(DATA SHOWN)

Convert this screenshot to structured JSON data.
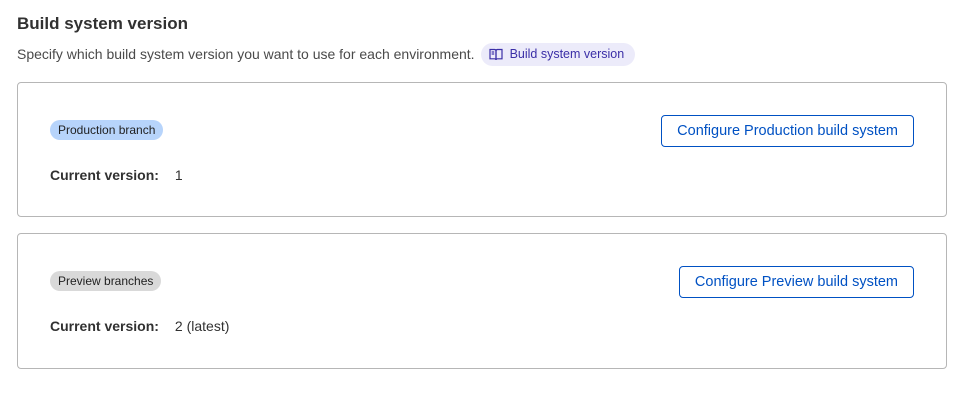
{
  "header": {
    "title": "Build system version",
    "description": "Specify which build system version you want to use for each environment.",
    "doc_link": {
      "label": "Build system version",
      "icon": "book-icon"
    }
  },
  "environments": [
    {
      "badge": "Production branch",
      "badge_color": "#b7d4fb",
      "version_label": "Current version:",
      "version_value": "1",
      "button_label": "Configure Production build system"
    },
    {
      "badge": "Preview branches",
      "badge_color": "#d9d9d9",
      "version_label": "Current version:",
      "version_value": "2 (latest)",
      "button_label": "Configure Preview build system"
    }
  ],
  "colors": {
    "accent": "#0051c3",
    "doc_link_bg": "#ecebfa",
    "doc_link_text": "#3b2fa7",
    "border": "#b6b6b6"
  }
}
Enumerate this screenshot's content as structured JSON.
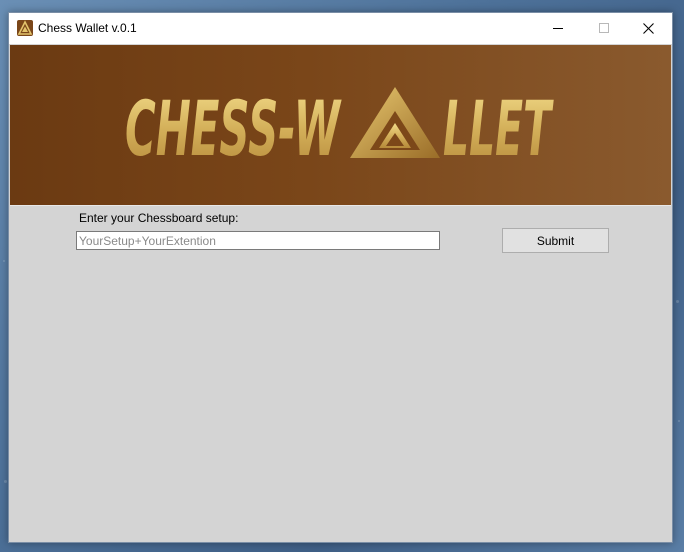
{
  "window": {
    "title": "Chess Wallet v.0.1",
    "icon": "chess-wallet-app-icon"
  },
  "title_controls": {
    "minimize_icon": "minimize-icon",
    "maximize_icon": "maximize-icon",
    "close_icon": "close-icon"
  },
  "banner": {
    "logo_left": "CHESS-W",
    "logo_right": "LLET",
    "logo_mark": "triangle-a-logo"
  },
  "form": {
    "label": "Enter your Chessboard setup:",
    "input_value": "",
    "input_placeholder": "YourSetup+YourExtention",
    "submit_label": "Submit"
  },
  "colors": {
    "banner_bg": "#7a4619",
    "logo_gold": "#d9b860",
    "window_bg": "#d4d4d4"
  }
}
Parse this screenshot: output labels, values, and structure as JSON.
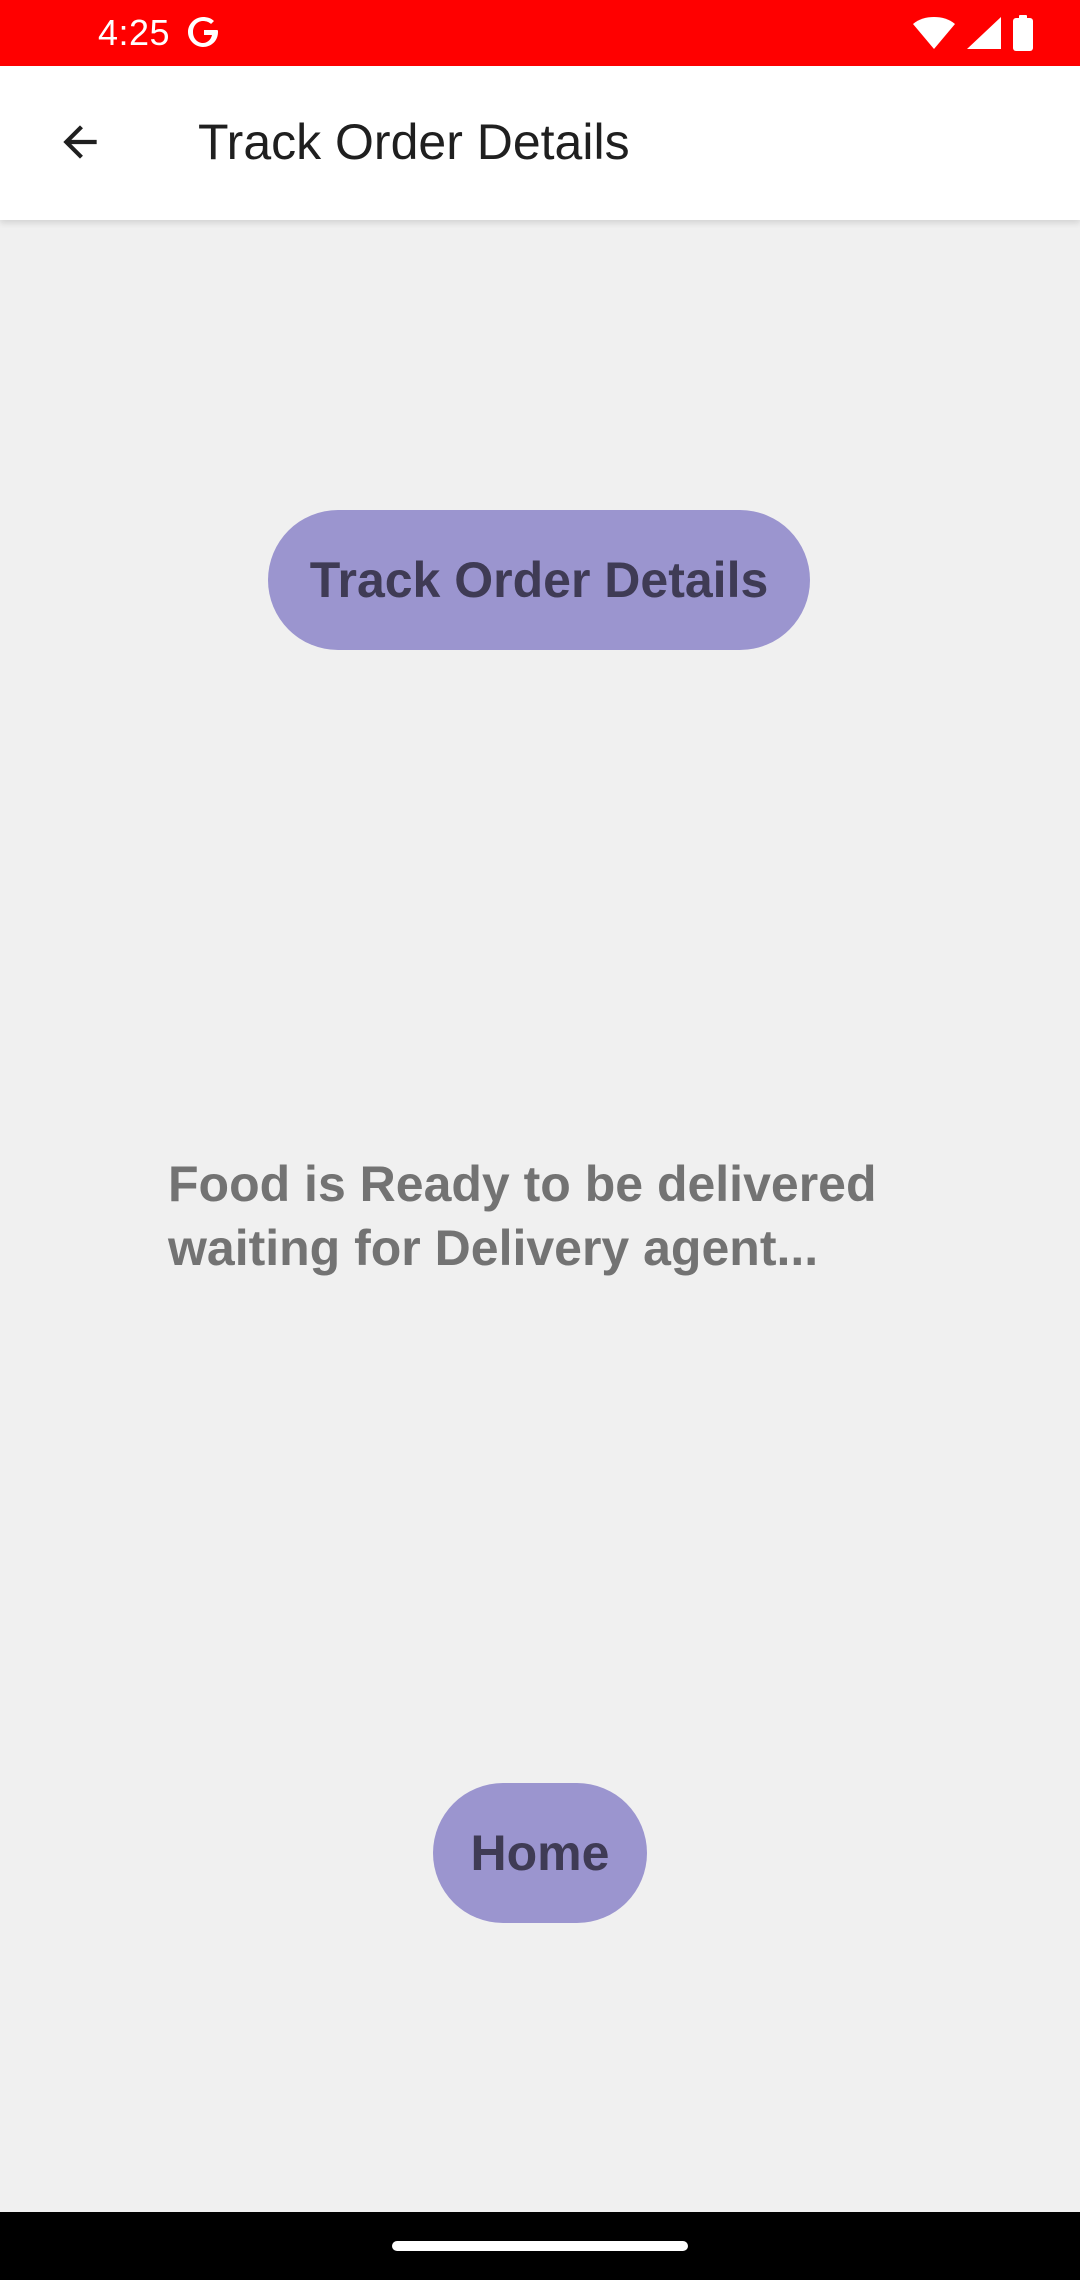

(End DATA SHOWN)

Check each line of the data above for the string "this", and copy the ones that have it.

Convert this screenshot to structured JSON data.
Enumerate this screenshot's content as structured JSON.
Parse this screenshot: output labels, values, and structure as JSON.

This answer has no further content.